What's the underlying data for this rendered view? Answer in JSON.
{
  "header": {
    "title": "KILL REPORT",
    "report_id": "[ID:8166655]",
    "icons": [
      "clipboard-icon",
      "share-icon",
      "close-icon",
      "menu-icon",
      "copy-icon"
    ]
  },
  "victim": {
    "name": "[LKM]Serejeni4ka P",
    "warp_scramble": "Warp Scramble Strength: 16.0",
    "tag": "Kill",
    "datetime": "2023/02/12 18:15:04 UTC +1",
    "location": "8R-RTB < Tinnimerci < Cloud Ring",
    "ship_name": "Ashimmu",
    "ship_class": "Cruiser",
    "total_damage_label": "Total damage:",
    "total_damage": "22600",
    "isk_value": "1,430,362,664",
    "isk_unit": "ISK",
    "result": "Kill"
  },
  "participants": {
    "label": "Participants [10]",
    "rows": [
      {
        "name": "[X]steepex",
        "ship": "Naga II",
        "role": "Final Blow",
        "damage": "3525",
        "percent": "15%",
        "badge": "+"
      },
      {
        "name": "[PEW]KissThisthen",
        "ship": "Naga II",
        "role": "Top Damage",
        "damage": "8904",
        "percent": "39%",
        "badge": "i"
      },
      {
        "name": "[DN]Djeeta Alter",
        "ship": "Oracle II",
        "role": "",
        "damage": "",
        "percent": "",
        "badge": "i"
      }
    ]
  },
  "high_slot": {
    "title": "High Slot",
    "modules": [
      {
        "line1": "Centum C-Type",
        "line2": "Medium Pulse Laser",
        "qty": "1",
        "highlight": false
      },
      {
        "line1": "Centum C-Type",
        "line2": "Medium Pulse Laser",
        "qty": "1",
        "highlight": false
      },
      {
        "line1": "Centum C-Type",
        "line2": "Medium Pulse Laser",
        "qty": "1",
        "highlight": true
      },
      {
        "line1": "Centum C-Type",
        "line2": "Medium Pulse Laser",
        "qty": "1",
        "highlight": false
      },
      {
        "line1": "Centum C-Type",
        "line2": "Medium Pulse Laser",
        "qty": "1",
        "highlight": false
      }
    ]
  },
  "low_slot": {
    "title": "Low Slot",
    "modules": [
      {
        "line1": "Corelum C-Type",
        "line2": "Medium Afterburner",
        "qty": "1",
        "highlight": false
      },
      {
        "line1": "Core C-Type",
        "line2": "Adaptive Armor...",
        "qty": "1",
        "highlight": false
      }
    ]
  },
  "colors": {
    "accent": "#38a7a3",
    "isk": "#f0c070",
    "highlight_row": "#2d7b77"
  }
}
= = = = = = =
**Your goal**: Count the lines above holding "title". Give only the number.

**Solution below**: 3